Macarons

3 egg whites (I like to use 2-3 day old egg whites)
50 gr. granulated sugar
200 gr. powdered sugar
110 gr. ground almonds
2 Tb blue powdered food coloring

For the whites: the day before (24hrs), separate your eggs and store the whites at room temperature on a covered container. If you want to use 48hrs (or more) egg whites, you can store them in the fridge.
In a stand mixer fitted with the whisk attachment, whip the egg whites to a foam, gradually add the sugar until you obtain a glossy meringue. Do not overbeat your meringue or it will be too dry and your macarons won't work. Combine the ground almonds and powdered sugar in a food processor and give them a quick pulse. It will break the powdered sugar lumps and combine your almonds with it evenly. Add them to the meringue, give it a quick fold and remove some of the batter that will remain uncolored. Add 2 TB food coloring to the rest and fold the mass carefully until you obtain a batter that flows like magma or a thick ribbon.
Give quick strokes at first to break the mass and slow down. The whole process should not take more than 50 strokes. Test a small amount on a plate: if the tops flattens on its own you are good to go. If there is a small beak, give the batter a couple of turns. Do the same for the plain batter.s
Fill a pastry bag fitted with a plain tip with the batter and pipe small rounds (1.5 inches in diameter) onto parchment paper baking sheets. With a toothpick dab dots of the plain batter rand swirl. Preheat the oven to 300F. Let the macarons sit out for an hour to harden their shells a bit and bake for 8-10 minutes, depending on their size. Let cool.
If you have trouble removing the shells, pour a couple of drops of water under the parchment paper while the sheet is still a bit warm and the macarons will lift up more easily do to the moisture. Don't let them sit there in it too long or they will become soggy. Pipe or spoon some ganache on one shell and sandwich with another one.
If you use fresh whites, zap them up in the microwave on medium high for 20 seconds.

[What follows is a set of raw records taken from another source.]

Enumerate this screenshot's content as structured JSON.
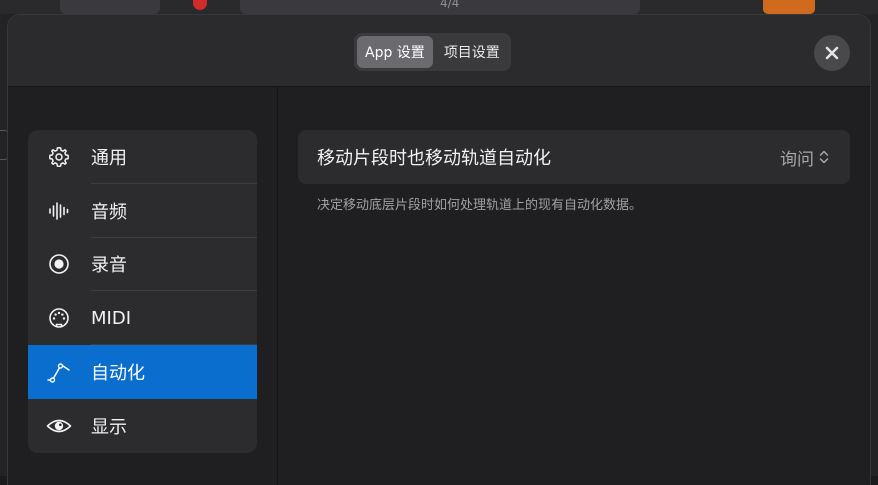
{
  "background": {
    "time_signature": "4/4"
  },
  "header": {
    "segmented": [
      {
        "label": "App 设置",
        "active": true
      },
      {
        "label": "项目设置",
        "active": false
      }
    ],
    "close_icon": "close-icon"
  },
  "sidebar": {
    "items": [
      {
        "label": "通用",
        "icon": "gear-icon",
        "selected": false
      },
      {
        "label": "音频",
        "icon": "waveform-icon",
        "selected": false
      },
      {
        "label": "录音",
        "icon": "record-icon",
        "selected": false
      },
      {
        "label": "MIDI",
        "icon": "midi-icon",
        "selected": false
      },
      {
        "label": "自动化",
        "icon": "automation-icon",
        "selected": true
      },
      {
        "label": "显示",
        "icon": "eye-icon",
        "selected": false
      }
    ]
  },
  "main": {
    "setting": {
      "label": "移动片段时也移动轨道自动化",
      "value": "询问",
      "value_icon": "chevron-up-down-icon"
    },
    "description": "决定移动底层片段时如何处理轨道上的现有自动化数据。"
  },
  "colors": {
    "accent": "#0a6ecf",
    "sheet_bg": "#1f1f21",
    "card_bg": "#2c2c2e"
  }
}
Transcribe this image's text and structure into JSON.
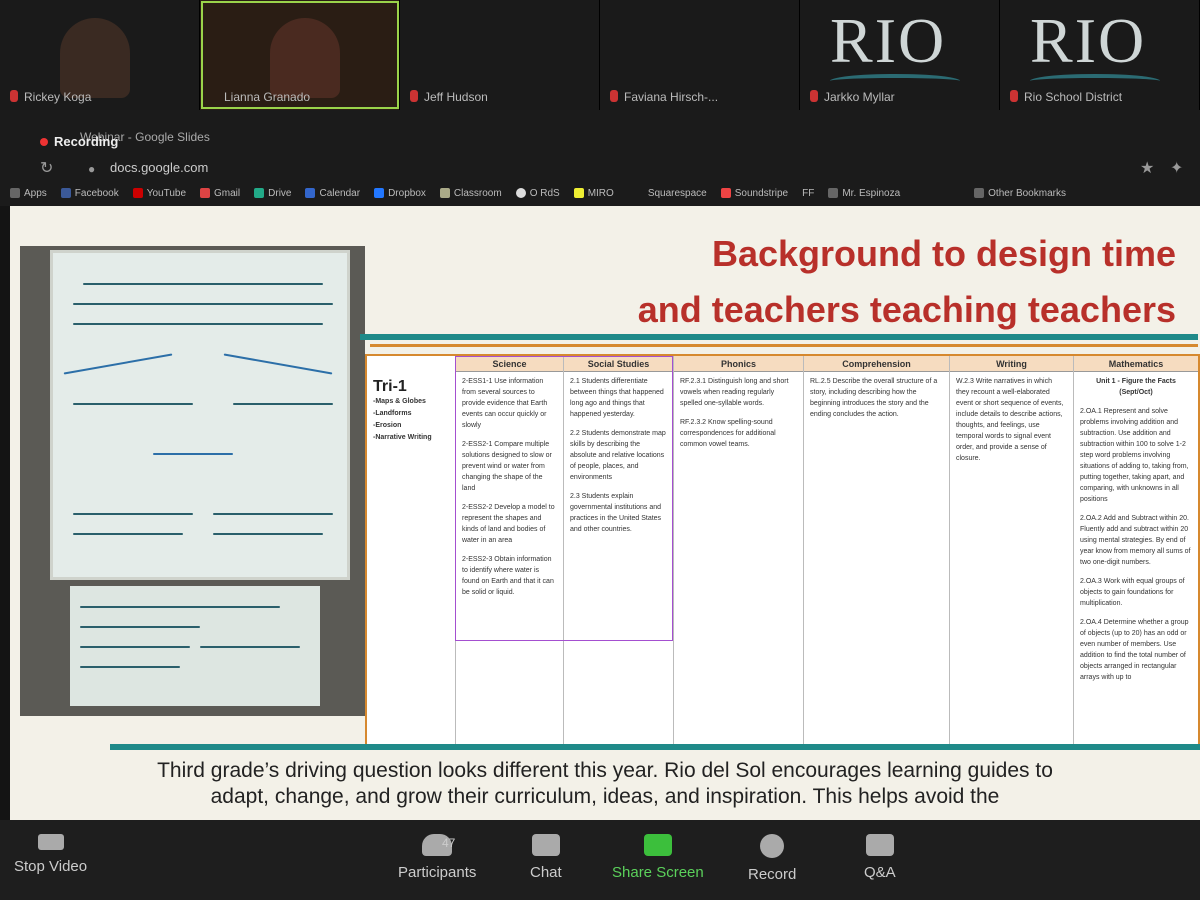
{
  "participants": [
    {
      "name": "Rickey Koga",
      "active": false
    },
    {
      "name": "Lianna Granado",
      "active": true
    },
    {
      "name": "Jeff Hudson",
      "active": false
    },
    {
      "name": "Faviana Hirsch-...",
      "active": false
    },
    {
      "name": "Jarkko Myllar",
      "active": false
    },
    {
      "name": "Rio School District",
      "active": false
    }
  ],
  "logos": [
    "RIO",
    "RIO"
  ],
  "browser": {
    "recording_label": "Recording",
    "tab_title": "Webinar - Google Slides",
    "url": "docs.google.com",
    "bookmarks": [
      "Apps",
      "Facebook",
      "YouTube",
      "Gmail",
      "Drive",
      "Calendar",
      "Dropbox",
      "Classroom",
      "O RdS",
      "MIRO",
      "Squarespace",
      "Soundstripe",
      "FF",
      "Mr. Espinoza",
      "Other Bookmarks"
    ]
  },
  "slide": {
    "title_line1": "Background to design time",
    "title_line2": "and teachers teaching teachers",
    "caption_line1": "Third grade’s driving question looks different this year. Rio del Sol encourages learning guides to",
    "caption_line2": "adapt, change, and grow their curriculum, ideas, and inspiration. This helps avoid the",
    "table": {
      "row_label": "Tri-1",
      "row_topics": [
        "-Maps & Globes",
        "-Landforms",
        "-Erosion",
        "-Narrative Writing"
      ],
      "columns": [
        {
          "header": "Science",
          "cells": [
            "2-ESS1-1 Use information from several sources to provide evidence that Earth events can occur quickly or slowly",
            "2-ESS2-1 Compare multiple solutions designed to slow or prevent wind or water from changing the shape of the land",
            "2-ESS2-2 Develop a model to represent the shapes and kinds of land and bodies of water in an area",
            "2-ESS2-3 Obtain information to identify where water is found on Earth and that it can be solid or liquid."
          ]
        },
        {
          "header": "Social Studies",
          "cells": [
            "2.1 Students differentiate between things that happened long ago and things that happened yesterday.",
            "2.2 Students demonstrate map skills by describing the absolute and relative locations of people, places, and environments",
            "2.3 Students explain governmental institutions and practices in the United States and other countries."
          ]
        },
        {
          "header": "Phonics",
          "cells": [
            "RF.2.3.1 Distinguish long and short vowels when reading regularly spelled one-syllable words.",
            "RF.2.3.2 Know spelling-sound correspondences for additional common vowel teams."
          ]
        },
        {
          "header": "Comprehension",
          "cells": [
            "RL.2.5 Describe the overall structure of a story, including describing how the beginning introduces the story and the ending concludes the action."
          ]
        },
        {
          "header": "Writing",
          "cells": [
            "W.2.3 Write narratives in which they recount a well-elaborated event or short sequence of events, include details to describe actions, thoughts, and feelings, use temporal words to signal event order, and provide a sense of closure."
          ]
        },
        {
          "header": "Mathematics",
          "cells": [
            "Unit 1 - Figure the Facts (Sept/Oct)",
            "2.OA.1 Represent and solve problems involving addition and subtraction. Use addition and subtraction within 100 to solve 1-2 step word problems involving situations of adding to, taking from, putting together, taking apart, and comparing, with unknowns in all positions",
            "2.OA.2 Add and Subtract within 20. Fluently add and subtract within 20 using mental strategies. By end of year know from memory all sums of two one-digit numbers.",
            "2.OA.3 Work with equal groups of objects to gain foundations for multiplication.",
            "2.OA.4 Determine whether a group of objects (up to 20) has an odd or even number of members. Use addition to find the total number of objects arranged in rectangular arrays with up to"
          ]
        }
      ]
    }
  },
  "toolbar": {
    "stop_video": "Stop Video",
    "participants": "Participants",
    "participants_count": "47",
    "chat": "Chat",
    "share_screen": "Share Screen",
    "record": "Record",
    "qa": "Q&A"
  }
}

Ganache filling

1/2 cup heavy cream
3/4 cup bittersweet chocolate

Heat the cream in a saucepan until boiling. Pour the cream over the chocolate and let it sit for 5 minutes. Stir until smooth. Let sit to thicken until it is spreadable or you are able to pipe it from a piping bag.

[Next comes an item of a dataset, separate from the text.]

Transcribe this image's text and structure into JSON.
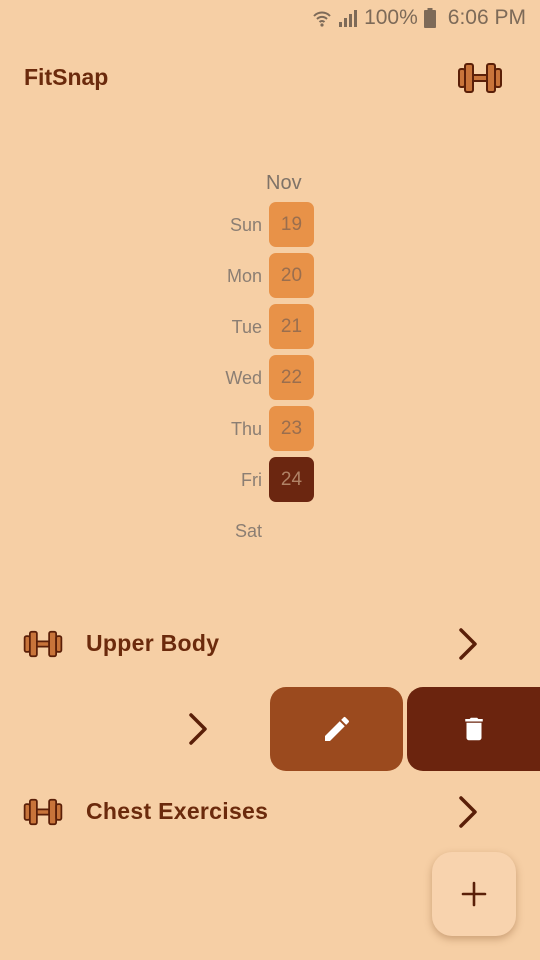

4 comments:

The Marshall Family said...

Wow, you are dedicated! You need to open up a bakery. We always talk about how there are not any good ones around here! You could make a killing with your stuff!

Big Boys Oven said...

looks heavenly! I need a good cup of brewed coffee!

Kasi said...

Kristen actually had a hard time sleeping when the first batch didn't turn out. Now that's dedication.

Tartelette said...

Yeah!!! You made them and they turned out beautiful! Bravo!